He still needed a car, and wanted something a little...less primitive. If you can believe it, he DD’d the Healey year-round, and found, unsurprisingly, that the tiny heater and canvas roof made for a cold ride. Not to mention a light RWD car riding on primitive 1960’s era skinny tires wasn’t exactly the greatest in the snow. So he made a more modern, practical choice and got a 1974 Camaro RS. Some people come down very hard on one side or the other of the Mustang vs Camaro question, but my dad could have cared less about that. This Camaro, incidentally, is the first car I rode in, as I arrived on the scene not long after he purchased the car.
Hence his next car.
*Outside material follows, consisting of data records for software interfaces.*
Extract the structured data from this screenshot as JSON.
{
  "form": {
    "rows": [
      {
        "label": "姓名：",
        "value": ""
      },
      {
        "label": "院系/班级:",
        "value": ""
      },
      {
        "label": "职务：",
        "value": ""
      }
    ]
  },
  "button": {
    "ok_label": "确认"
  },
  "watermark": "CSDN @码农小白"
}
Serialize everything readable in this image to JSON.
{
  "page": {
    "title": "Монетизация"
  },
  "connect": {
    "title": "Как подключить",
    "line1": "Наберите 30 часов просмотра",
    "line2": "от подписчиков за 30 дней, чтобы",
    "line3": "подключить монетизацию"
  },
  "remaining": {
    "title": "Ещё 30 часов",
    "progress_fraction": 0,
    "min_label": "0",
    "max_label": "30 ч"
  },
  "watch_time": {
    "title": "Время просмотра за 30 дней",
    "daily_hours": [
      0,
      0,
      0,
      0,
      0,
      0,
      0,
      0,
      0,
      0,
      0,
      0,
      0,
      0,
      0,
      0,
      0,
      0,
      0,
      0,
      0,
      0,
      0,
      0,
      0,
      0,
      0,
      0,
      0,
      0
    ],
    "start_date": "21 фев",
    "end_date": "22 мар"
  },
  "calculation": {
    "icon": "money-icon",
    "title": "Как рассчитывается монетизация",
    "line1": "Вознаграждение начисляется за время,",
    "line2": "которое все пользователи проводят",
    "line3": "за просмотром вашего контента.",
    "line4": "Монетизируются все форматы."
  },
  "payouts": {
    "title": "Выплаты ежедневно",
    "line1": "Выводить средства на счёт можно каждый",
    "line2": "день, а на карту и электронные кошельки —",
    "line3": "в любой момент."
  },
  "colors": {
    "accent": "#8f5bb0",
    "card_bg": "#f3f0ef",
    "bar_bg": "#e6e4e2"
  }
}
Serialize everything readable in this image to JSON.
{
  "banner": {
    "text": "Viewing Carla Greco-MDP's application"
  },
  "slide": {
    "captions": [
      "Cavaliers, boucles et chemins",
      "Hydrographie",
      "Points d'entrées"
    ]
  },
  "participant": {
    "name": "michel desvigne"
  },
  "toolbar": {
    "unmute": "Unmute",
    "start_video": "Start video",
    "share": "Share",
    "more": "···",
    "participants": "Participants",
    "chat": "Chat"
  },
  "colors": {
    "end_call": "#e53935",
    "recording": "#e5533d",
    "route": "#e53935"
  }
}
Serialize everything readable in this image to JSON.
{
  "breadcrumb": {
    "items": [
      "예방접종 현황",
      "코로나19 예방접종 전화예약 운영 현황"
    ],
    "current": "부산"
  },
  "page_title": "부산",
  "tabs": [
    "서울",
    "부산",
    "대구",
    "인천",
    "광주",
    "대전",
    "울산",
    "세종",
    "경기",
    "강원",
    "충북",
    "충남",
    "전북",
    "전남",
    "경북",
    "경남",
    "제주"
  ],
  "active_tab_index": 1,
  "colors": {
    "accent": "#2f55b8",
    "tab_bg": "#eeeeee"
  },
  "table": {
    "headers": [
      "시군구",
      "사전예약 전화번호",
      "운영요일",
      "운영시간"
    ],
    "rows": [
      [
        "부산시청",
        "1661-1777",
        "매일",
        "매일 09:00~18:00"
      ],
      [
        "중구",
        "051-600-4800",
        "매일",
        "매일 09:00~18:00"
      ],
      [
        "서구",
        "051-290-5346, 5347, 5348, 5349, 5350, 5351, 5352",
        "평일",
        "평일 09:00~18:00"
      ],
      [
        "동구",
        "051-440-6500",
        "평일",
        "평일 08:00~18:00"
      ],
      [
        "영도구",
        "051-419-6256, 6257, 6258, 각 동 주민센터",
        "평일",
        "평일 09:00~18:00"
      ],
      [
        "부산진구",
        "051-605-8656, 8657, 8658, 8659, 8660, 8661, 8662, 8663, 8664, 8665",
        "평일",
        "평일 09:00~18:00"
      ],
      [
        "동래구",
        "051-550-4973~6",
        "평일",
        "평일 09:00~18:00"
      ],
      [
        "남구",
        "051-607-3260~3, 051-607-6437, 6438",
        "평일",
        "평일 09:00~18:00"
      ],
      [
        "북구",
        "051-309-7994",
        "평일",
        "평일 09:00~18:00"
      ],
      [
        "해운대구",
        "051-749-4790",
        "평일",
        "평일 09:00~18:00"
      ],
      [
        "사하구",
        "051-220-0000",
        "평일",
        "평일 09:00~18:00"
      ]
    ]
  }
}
There comes a time in a man’s life when he must stop driving an Austin Healy and start driving a 1979 Dodge Aspen “Volare” station wagon. He kept this malaise boat for only 2 years and traded it in for another, slightly less-worse malaise boat, a 1981 Buick Century wagon.
The mid-eighties arrive and in my child-like innocence I try to convince my dad to get a Chrysler Minivan, because they were so cool and all the cool kids (parent’s) had them. Or maybe! We could get a Jeep Cherokee?!? Jeeps are awesome!
Nope. Instead he buys a 1986 Buick Century. This eventually became my first car when I was 18-19. Good times with her. A lesson here for you younger Oppos: your first car can still be your parents hand-me-down lamemobile, but that doesn’t mean that you can’t have fun with it. Naturally I hooned the shit out of it, despite its FWD layout, 2.6L weaksauce V6 and rear-drums. Made many cottage runs to friends places in this car, including one epic run where I carried 7 people (six on the benches, 1 in the jump-seat).
But do not despair if you believe that my dad was doomed to driving boring cars for the rest of his life.
You’re a grown-up family man but who says you can’t be that and have a sports-car? What if someone were to make a...four door sports-car?!? Powered by the same motor that was in the 300Z, the 1992 Nissan Maxima SE was the first performance-oriented car I drove and was, obviously, just a little better than my old Buick. Curiously, despite the return to performance he didn’t get it in a stick. Unfortunately I didn’t get this car as a hand-me-down because he couldn’t afford to really give it to me: he had driven it little (being semi-retired at this point) and since he took care of his cars it was in mint condition. Thus its trade-in value was too high to pass up.
He was originally going to get the Volvo S90. I eagerly offered to test drive one and report back to him. The dealer, who was busy doing other things at the time, just let me take it out by myself. Whoo-ee. RWD turbo sweedish meatballs oh yess. My dad had an eye on an “executive demo” model which I was wary of, but wtf did I know? The demo was buggy and he actually returned it in a few days. Couldn’t nail down a good deal on another S90, and, rather unfortunately, got the FWD S70. By this point in my life I’d driven older Audis, Bimmers and Mercs but this was the first brand-new European sedan I’ve driven, and I saw why people pay a premium for a new Euro saloon.
And so we come to his last car, upon which he rode off into the sunset. If we think of the typical last car a man might own, we might think Buick LeSabre, or Mercury Grand Marquis.
I suppose my dad wasn’t your typical man, then.
It gets more a-typical, because he only bought the 2004 Mini Cooper S is for two reasons: it fit into the stupidly narrow garage, and my mom liked the color (pictured above, minus the racing stripes). That color was only available on the Cooper S, so that’s what my dad got (he would probably have been happy with the base Cooper).
I wonder what he’d think of my Acura TL. Sadly he didn’t live to see me be able to buy it.
Thanks for reading! I always like hearing about people’s car histories, hopefully you enjoyed my dad’s.